Honors and awards (partial list)[edit]

  • Edgar Allan Poe International Prize of Poetry 1934.
  • Citizen of Honor of New York City, USA.
  • Medal of Honor of the Académie Française 1950, France.
  • Fellow of the Royal Society, England.
  • Grand Commander of the American International Academy, USA.
  • Grand Commander of the Order of Saint Gregory, Vatican City.
  • Grand Commander of the Sovereign Order of the Crown of Thorns, Italy.
  • Commander of the Order of Human Merit, Switzerland.
  • Commander of the Humanitarian Society of Belgium.
  • Commander of the Saint Stephen Society of Human Rights, USA.
  • Commander of the Casa Humberto de Campos, Brazil.
  • Commander of the Academia dei Templari, Italy.
  • Grand Officer of the National Order of the Cedar, Lebanon.
  • Grand Officer of the French Poets' Society.
  • Grand Officer of the Académie Ronsard, France.
  • Grand Officer of the Jerusalem Temple Order, Italy.
  • Grand Officer of the Order of Saint Brigite, Sweden.
  • Grand Officer of the Italian Academic Order, Italy.
  • Grand Officer of the Order Of Vera Cruz, Brazil.
  • Grand Officer of the Instituto Panamericana de Culture, Argentina.
  • Grand Officer of the Grupo Americanista de Intelectuales y Artistas, Uruguay.
  • Grand Officer of the Academia National de Ciencias y Letras, Bolivia.
  • Grand Officer of the Comision Interamericana de la Bandera, Cuba.
  • Grand Officer of the Academia de Bella Aries, Spain.
  • Grand Officer of the Sociedade Brasileira de Civismo, Brazil.
  • Grand Officer of the Casa Americana, Peru.
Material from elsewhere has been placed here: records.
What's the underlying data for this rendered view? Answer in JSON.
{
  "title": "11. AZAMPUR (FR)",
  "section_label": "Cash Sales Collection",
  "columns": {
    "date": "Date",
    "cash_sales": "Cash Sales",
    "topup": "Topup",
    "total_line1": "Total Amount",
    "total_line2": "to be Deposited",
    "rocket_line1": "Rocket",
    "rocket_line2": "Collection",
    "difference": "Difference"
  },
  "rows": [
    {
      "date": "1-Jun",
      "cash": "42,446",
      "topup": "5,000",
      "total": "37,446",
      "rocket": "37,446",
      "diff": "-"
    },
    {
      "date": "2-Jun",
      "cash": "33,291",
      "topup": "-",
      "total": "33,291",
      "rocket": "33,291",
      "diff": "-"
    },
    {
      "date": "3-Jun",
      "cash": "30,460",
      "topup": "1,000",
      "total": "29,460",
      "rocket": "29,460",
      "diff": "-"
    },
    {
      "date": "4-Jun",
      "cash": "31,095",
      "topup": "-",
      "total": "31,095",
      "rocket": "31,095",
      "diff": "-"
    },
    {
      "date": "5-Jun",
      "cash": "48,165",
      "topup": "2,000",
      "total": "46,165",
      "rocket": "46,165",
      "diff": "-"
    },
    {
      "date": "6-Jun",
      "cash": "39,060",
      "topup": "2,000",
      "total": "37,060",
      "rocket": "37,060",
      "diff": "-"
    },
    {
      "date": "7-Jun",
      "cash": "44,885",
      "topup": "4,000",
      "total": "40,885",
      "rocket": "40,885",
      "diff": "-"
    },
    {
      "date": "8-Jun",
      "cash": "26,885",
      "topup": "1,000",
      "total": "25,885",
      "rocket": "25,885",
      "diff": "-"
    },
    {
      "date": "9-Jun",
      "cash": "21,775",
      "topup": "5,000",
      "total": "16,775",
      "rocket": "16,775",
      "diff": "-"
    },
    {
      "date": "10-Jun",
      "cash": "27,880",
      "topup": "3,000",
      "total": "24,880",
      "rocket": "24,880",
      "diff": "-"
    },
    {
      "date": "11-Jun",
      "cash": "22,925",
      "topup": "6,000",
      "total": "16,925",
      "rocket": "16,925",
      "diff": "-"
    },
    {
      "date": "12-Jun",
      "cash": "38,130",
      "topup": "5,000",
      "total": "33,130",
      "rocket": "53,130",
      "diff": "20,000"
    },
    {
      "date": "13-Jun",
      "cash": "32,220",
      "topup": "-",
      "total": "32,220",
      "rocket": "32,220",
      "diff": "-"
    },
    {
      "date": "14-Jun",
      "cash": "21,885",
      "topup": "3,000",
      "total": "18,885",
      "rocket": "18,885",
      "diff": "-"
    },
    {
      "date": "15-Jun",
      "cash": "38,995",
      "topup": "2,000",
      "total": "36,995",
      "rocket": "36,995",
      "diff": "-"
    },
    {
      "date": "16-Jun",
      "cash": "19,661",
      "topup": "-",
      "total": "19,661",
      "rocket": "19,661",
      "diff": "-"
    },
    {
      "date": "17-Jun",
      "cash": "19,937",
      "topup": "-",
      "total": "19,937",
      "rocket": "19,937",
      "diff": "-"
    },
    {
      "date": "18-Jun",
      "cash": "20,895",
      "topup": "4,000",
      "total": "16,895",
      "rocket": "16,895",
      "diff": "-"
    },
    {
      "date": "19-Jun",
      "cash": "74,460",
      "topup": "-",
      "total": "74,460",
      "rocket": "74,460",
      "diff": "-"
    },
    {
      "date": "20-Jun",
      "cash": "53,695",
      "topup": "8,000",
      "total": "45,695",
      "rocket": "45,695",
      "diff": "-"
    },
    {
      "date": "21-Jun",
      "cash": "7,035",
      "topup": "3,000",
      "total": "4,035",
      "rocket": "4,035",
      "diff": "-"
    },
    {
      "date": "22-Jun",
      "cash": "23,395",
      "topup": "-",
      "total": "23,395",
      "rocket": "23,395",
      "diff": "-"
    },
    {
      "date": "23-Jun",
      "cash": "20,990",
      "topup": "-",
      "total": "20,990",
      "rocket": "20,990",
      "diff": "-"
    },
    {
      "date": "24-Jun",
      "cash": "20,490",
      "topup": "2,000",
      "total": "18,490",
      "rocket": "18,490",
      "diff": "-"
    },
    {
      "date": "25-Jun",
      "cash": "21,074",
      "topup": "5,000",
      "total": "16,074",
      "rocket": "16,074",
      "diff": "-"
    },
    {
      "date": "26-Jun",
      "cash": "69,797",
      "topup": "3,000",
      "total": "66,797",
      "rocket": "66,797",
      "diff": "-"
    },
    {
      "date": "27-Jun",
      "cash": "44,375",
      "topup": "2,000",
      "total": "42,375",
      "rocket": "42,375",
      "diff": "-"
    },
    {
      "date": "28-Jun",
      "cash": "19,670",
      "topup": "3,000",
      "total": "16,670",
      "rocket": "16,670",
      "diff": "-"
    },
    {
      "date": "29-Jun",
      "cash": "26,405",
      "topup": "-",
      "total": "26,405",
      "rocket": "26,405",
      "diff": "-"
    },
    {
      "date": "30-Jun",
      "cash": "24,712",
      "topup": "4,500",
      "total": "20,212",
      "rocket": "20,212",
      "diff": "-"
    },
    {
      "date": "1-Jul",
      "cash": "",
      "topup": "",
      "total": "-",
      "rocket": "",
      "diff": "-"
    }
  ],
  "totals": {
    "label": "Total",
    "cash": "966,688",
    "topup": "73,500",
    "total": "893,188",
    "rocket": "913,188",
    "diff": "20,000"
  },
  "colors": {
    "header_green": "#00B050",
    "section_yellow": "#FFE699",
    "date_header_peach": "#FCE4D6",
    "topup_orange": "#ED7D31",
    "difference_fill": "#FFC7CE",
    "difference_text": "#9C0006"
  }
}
  • Gold Medal of New York City for Distinguished Services, USA.
  • Gold Medal of Newark City, New Jersey, USA.
  • Gold Medal of the Latin Order, France.
  • Gold Medal of the Saint Andrew Imperial Order, Russia.
  • Gold Medal of the Instituto Napoletano di Cultura, Italy.
  • Gold Medal of the Order of San Bernardo, Brazil.
  • Gold Medal of the Academia de Ballas Artes de San Carlos, Spain.
  • Gold Medal of the National College of Ontario, Canada.


  1. ^ a b c d e f g h i j k Carla Henoud (24 September 2009) "Charles Corm, le visionaire", L'Orient-Le Jour. [1]
  2. ^ a b Franck Salameh, Charles Corm: An Intellectual Biography
  3. ^ a b Kaufman, Asher. 2004. Reviving Phoenicia: The Search for Identity in Lebanon. London: I.B. Tauris.
  4. ^ Samir Kassir, Beirut
  5. ^ The Formation Of An Identity In Lebanon
  6. ^ a b c d e f g h i j k l m n o Frank Salameh, Charles Corm: An Intellectual Biography
  7. ^ a b They Went To The Fair, Saudi Aramco World July/August 1973
  8. ^ Lebanon Participation - Charles Corm (Commissioner General) speaking, New York Public Library Digital Collection
  9. ^ Académie Française
  10. ^
  11. ^ Charles Corm, Espace Français
  12. ^ Franck Salameh, Charles Corm: An Intellectual Biography
  13. ^ a b c "A forgotten legacy", Now (Mercury Media Inc.), April 17, 2008. Retrieved September 11, 2014.
  14. ^ a b "Modern Beirut - Charles Corm", Time Out Beirut, March 21, 2011. Retrieved September 11, 2014.
  15. ^ Bespoke Magazine
  16. ^ Notre Dame de Jamhour
  17. ^ Oxford Reference